On our last day at the oxbow lake, we did one more boat trip to look at the proboscis monkeys, then we had breakfast and headed out. Our gentle guide Afiq came with us for the first part. We dropped him off at his in-laws’, just a few minutes by road from the Kinabatangan, so he could spend some time with his wife and baby. Then our driver Bop took us to an intersection with the main highway and dropped us off. We thanked him and he took off to pick up the next batch of tourists.
We we going the opposite direction, so we waited for a bus. It was midday and the powerful sun was beating down on us, so we were quite happy when a minibus came with enough empty seats for all four of us. Our driver drove like he was playing a video game, constantly swerving, passing, and jostling for position. But he remained in control the whole time. “I hope you like my driving,” he said as he dropped us off. Yes indeed – we had arrived a full two hours earlier than expected.
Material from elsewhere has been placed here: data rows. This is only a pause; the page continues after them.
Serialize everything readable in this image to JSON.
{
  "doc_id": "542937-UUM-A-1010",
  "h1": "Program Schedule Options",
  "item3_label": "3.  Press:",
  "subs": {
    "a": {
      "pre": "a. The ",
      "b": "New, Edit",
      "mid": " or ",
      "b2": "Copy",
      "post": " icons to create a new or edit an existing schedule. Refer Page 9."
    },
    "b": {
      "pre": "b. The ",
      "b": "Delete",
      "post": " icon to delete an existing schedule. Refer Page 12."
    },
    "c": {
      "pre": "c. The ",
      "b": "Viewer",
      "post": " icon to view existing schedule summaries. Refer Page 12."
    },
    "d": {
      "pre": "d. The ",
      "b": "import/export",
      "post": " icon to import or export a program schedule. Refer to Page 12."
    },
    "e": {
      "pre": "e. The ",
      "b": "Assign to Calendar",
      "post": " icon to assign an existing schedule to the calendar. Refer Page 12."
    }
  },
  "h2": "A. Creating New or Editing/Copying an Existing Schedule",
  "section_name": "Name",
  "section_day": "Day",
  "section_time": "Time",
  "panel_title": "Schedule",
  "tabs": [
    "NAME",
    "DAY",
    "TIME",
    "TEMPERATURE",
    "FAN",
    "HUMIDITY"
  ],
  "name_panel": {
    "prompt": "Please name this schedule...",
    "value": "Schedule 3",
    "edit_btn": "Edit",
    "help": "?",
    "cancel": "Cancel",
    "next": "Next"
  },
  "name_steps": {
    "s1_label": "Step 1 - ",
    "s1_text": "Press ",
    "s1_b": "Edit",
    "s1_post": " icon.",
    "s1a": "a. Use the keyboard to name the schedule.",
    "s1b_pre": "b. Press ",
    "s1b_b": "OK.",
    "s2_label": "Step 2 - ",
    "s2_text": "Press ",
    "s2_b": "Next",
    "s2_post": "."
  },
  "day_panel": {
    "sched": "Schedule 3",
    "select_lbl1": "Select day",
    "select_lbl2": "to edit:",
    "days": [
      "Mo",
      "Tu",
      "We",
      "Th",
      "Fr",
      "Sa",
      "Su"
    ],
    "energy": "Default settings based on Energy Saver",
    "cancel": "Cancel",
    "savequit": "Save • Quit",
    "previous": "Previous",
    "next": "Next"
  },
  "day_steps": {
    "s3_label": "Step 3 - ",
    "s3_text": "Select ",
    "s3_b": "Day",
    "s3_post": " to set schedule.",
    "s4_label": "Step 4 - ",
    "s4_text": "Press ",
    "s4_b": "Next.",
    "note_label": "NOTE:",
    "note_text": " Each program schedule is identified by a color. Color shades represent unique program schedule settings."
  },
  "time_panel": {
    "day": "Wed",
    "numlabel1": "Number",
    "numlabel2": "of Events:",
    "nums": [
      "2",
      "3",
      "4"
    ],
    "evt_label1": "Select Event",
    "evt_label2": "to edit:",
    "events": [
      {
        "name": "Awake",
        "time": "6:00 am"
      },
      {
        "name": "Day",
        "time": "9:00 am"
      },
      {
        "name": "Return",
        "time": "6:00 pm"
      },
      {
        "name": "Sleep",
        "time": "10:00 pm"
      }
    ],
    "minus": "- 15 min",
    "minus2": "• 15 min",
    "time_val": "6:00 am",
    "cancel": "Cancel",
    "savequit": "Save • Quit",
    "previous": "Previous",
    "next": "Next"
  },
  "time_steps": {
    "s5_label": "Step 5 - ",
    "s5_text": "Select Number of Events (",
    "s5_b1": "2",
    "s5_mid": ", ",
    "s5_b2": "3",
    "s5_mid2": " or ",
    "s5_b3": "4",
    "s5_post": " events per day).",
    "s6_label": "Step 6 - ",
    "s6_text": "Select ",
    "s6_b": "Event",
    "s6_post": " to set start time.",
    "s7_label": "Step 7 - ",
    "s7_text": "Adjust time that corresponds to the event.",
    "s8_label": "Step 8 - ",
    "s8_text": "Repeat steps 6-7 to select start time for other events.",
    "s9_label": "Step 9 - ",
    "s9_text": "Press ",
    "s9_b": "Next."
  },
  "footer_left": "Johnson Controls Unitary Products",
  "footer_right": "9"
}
We were now in Kundasang, a town at the foothills of Mount Kinabalu, 6200 feet above sea level. The air was noticeably cooler, and the town had a laid-back vibe. We spent a couple days there, hiking in the hills, traversing a perilous canopy walkway, and exploring a dairy farm. On our last morning we were treated to a spectacular sunrise, with Kinabalu looming clearly in the distance.
Kundasang was yet another highlight in a trip full of highlights. Here are some of my photos from the region:
A cloudy sunset on our first day in Kundasang. We knew Kinabalu was hiding somewhere, but it was covered in clouds.
The next day we went to the Poring nature reserve. It featured this canopy walkway, where we walked across bouncy suspension bridges, up to 100 feet above the forest floor. It was well-designed, but a bit unnerving. I wouldn’t recommend it for those who are afraid of heights.
There were a lot of noisy people on the canopy walkway, so we didn’t spot much wildlife. But the forest was quite beautiful.
Back on the forest floor, we saw some interesting vegetation.
There were some red plants (I’m not sure what this one’s called).
And the ubiquitous dragonfly.
Poring also had plenty of hibiscus, Malaysia’s national flower.
But without a doubt, the coolest flower we saw was the rafflesia, AKA the “stinking corpse flower”. It’s the largest flower in the world, and it emits a foul smell to attract insects, which then spread its pollen. They only bloom for a few days, and unfortunately this rafflesia was on its last legs. But it was still amazing to see an example of this exotic flower.
On our final morning in Kundasang, Courtney found this beetle crawling outside our room. Its claws were so sharp, they dug through her shirt and into her skin.
After basking in the amazing sunrise, we headed up to Desa Farm, at the base of Kinabalu.
Courtney and John take it all in.
We got to feed the calves.
WARNING: Climbing on rocks is extremely dangerous. Never attempt.